For one, each of us is built differently.
For example, those with long, slender necks are more vulnerable than those with short, beefy ones. Remember Graham, the “ideal crash-proof human” conjured up by a trauma surgeon, a crash expert and an artist? Follow this link to see what Graham looks like: Here’s what humans might look like if we had evolved to survive car crashes.
And the forces exerted on you in a crash depends on a dizzying list of factors, including the speeds and directions of the vehicles, safety features (which can actually increase damage to occupants) and which seat you are occupying.
And damage to your tissues can be different depending on whether or not you’re braced for, and your particular head and body positioning at the time of, impact.
But, what if you strip away all of those variables. Pretend the exact same forces are exerted on two people with the exact same physical build, in exactly the same way.
Will their injuries and outcomes be exactly the same?
Consider if one is a perfectly healthy, 19 year-old gymnast. The other is me, a deconditioned 48 year-old desk jockey with an elevated BMI.
Neither of us had any pain, stiffness or other symptoms before the crash.
The 19 year-old gets sore after the crash.
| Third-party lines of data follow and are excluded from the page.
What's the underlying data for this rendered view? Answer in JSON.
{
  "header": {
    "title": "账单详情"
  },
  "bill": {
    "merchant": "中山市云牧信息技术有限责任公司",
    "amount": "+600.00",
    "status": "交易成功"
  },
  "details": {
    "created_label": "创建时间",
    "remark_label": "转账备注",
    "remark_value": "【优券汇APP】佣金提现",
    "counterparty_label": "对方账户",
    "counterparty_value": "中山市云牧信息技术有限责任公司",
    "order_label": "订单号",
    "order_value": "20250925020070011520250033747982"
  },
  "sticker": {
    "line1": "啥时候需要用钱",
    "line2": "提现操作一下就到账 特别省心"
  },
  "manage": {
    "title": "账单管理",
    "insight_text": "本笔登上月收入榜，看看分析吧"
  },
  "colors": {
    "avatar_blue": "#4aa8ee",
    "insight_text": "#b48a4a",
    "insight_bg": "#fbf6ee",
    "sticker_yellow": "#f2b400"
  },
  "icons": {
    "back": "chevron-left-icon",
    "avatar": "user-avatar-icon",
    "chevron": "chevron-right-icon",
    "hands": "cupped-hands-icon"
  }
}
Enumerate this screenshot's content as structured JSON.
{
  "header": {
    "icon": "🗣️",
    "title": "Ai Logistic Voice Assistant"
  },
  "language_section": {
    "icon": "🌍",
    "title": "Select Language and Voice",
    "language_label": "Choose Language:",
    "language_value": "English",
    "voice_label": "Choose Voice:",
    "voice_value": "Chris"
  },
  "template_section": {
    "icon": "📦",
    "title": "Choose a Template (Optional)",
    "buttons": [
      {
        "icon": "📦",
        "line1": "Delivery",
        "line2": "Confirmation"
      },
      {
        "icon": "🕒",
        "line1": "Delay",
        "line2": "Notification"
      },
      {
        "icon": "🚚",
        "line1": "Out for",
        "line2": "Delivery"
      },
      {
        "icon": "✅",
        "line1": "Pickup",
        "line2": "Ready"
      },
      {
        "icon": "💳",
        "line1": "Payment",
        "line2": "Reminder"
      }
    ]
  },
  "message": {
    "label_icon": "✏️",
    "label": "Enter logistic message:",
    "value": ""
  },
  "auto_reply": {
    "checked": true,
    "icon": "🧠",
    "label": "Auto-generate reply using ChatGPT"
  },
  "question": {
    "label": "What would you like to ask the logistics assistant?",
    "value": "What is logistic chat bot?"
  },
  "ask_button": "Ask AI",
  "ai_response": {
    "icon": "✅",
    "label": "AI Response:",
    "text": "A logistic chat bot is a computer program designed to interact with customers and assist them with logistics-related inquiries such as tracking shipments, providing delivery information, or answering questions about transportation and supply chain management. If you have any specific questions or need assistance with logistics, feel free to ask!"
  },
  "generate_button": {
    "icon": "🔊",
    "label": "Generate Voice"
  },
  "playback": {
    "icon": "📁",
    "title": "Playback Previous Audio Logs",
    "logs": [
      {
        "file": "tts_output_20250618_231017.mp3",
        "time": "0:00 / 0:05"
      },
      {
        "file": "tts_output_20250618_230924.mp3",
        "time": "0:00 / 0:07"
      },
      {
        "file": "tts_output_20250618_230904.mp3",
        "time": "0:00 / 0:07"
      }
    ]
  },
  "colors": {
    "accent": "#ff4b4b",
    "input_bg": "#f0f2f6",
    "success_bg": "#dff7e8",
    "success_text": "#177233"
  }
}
But with a handful of therapy sessions and a month or two of healing time he’s completely recovered. He feels he’s won the lottery with a $2,500.00 settlement from ICBC.
I’m left with chronic, unrelenting neck pain and regular headaches.
How could that be?
An x-ray reveals arthritic changes in my neck. Of course it does. I’m 48 years-old!
Those arthritic changes, and my deconditioning, make the difference.
There is more straining and micro-tearing of tissues to an inflexible body, unable to touch my toes, than to someone who can scratch their ear with their big toe.
A complete recovery might still have been possible, though, if not for the arthritic changes.
What would a doctor say if asked what caused my chronic symptoms?
There are three possible answers.
One obvious one is the pre-existing arthritic changes, without which I would have enjoyed a complete recovery.
Another might be the crash. Had it not been for the crash, I would have continued to live pain and headache free.
And finally there might be an attempt to attribute the cause to each contributing factor, perhaps 40% to the crash, 40% to the arthritic changes and 20% to my deconditioning.
How would each of those answers impact on my ICBC claim?
This is one of the least understood aspects of personal injury law, even though the law could not be more clear.
A pre-existing vulnerability is not a “get out of jail free card” for ICBC.
A negligent driver, through their liability insurer ICBC, is responsible to compensate their victim for all injuries and losses that would not have occurred had the collision not occurred.
It is no answer that the injuries and losses would have been less had the victim not been so vulnerable.
The law was set out, recently, at paragraph 61 of Allen v. Parkeh, 2018 BCSC 126: “The test for causation in Canada is the “but-for” test…To assess whether the Defendant caused an injury, the trial judge asks if, without the Defendant’s tortious act, the injury would have resulted. If the answer is “yes”, the Defendant is not liable for the injury or the losses flowing from it…If the answer is “no”, the Defendant is liable to the Plaintiff for the whole of the losses flowing from the injury…”
And further, “The losses “flowing” from an injury are those losses which the Plaintiff proves, on a balance of probabilities, would not have occurred “but-for” the Defendant’s act…”
So don’t let ICBC tell you, or anyone you care about, that your injuries “should have resolved by now” had it not been for your pre -existing vulnerabilities, and that they are not responsible for the ongoing aftermath of their insured’s negligence.
You might also enjoy: